Comprising a flat mountaintop with elevations ranging from about 750 feet above sea level to a high point of 1,207 feet above sea level, the terrain of Petit Jean includes areas along Cedar Creek Canyon, unique rock formations which include carpet rocks and turtle rocks, springs, caves, and steep slopes. The park contains plants that are very rare to the state.
In August 2000, a forest fire swept through the Seven Hollows area of Petit Jean State Park. This fire burned approximately 864 acres within the state park, as well as many acres of private land. Although many of the large trees were killed, life returned to the area quickly. Wildlife, including rabbits, quail, and many other birds, have found the area’s dense underbrush since the fire to be a perfect habitat.

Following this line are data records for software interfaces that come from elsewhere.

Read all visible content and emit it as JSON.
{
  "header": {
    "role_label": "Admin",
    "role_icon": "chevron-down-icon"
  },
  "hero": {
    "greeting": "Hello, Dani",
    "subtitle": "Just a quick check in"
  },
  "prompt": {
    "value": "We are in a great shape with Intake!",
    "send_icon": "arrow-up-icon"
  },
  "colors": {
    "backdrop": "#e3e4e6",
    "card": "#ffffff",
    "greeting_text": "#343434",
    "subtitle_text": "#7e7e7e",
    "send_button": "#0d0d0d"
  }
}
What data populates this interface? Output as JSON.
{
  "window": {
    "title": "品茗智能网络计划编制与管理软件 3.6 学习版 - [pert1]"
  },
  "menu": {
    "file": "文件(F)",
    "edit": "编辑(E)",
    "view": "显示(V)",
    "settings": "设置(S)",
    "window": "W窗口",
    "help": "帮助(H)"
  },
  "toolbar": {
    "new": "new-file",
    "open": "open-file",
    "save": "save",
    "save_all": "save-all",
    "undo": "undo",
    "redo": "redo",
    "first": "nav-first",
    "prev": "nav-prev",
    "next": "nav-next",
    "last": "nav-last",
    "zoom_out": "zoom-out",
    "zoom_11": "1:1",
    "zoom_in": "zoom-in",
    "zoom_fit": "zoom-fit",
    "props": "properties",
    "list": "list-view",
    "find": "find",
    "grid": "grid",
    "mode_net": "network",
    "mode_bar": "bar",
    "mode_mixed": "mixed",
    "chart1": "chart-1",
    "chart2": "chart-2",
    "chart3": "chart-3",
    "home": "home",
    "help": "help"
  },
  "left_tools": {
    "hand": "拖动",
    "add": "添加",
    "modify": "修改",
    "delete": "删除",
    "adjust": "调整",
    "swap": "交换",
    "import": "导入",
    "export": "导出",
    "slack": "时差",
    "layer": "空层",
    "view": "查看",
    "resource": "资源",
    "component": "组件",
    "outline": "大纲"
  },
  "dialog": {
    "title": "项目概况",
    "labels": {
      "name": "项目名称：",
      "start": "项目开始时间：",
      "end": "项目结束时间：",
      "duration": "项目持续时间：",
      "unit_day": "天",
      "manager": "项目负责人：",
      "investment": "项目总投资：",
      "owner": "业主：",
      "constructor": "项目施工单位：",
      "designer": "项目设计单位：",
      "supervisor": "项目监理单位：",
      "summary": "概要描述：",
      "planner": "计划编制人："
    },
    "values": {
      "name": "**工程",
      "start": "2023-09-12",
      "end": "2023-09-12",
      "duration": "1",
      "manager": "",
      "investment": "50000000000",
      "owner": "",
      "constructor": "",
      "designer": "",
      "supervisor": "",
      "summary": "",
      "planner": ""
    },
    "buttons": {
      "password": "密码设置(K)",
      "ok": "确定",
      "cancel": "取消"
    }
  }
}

The park offers lodging in cabins, the lodge, and campsites. The lodge has a restaurant and gift shop. Amenities include bathhouses, two swimming pools, playgrounds, a lighted tennis court, a softball field, an outdoor amphitheater, fishing boats, pedal boats, and a boathouse with a snack area and game room. At the visitor center, interpretive exhibits and brochures detail the park’s history and environment. The park has two lakes, Lake Bailey and Lake Roosevelt, which are stocked annually with fish, including channel catfish. There is also a fly-in campground at Petit Jean Airport, which is owned by the state park.
A park trail system provides twenty miles of interconnected trails that range in length from a quarter mile to twelve miles. The trails lead to unusual rock formations—including turtle rocks, the shelters of Rock House Cave and Bear Cave, and seventy-foot Cedar Falls—and pass underneath a natural bridge in the Seven Hollows.
The park’s historical elements include tropical fern fossils (the oldest dating back 300 million years), a cabin constructed in 1845 by John Walker (the second white settler on Petit Jean Mountain), and Indian pictographs in the rock shelters. The supposed resting place of the legendary Petit Jean is also preserved on the mountain.
Also atop Petit Jean, in a building leased by the Arkansas Department of Parks and Tourism to a nonprofit organization, is the Museum of Automobiles, which displays a collection of fifty regularly rotated vintage vehicles, loaned to the museum from across the United States, dating from 1904.
The park hosts several annual events, including Eagle Awareness in January; Hikes, Hearts, and Hugs in February; Wildflower Weekend in April; a Swap Meet and Auto Fair in June; Fun and Games Day on July 4; Fall Senior American Special in October; Mountain Man Rendezvous in November; and a Christmastime Open House in December. During the summer, park interpreters provide guided hikes, nature talks, and workshops, plus evening programs at the outdoor amphitheater.
For additional information:
Arkansas State Parks–Petit Jean State Park http://www.petitjeanstatepark.com (accessed August 28, 2019).
Moran, Matthew. Guide to the Trails of Petit Jean State Park. N.p.: Moran Books, 2014.
Nixon, Jennifer. “Peak Travel.” Arkansas Democrat-Gazette, June 3, 2012, pp. 4E, 5E.
Staff of the Arkansas Department of Parks and Tourism
Last Updated: 08/28/2019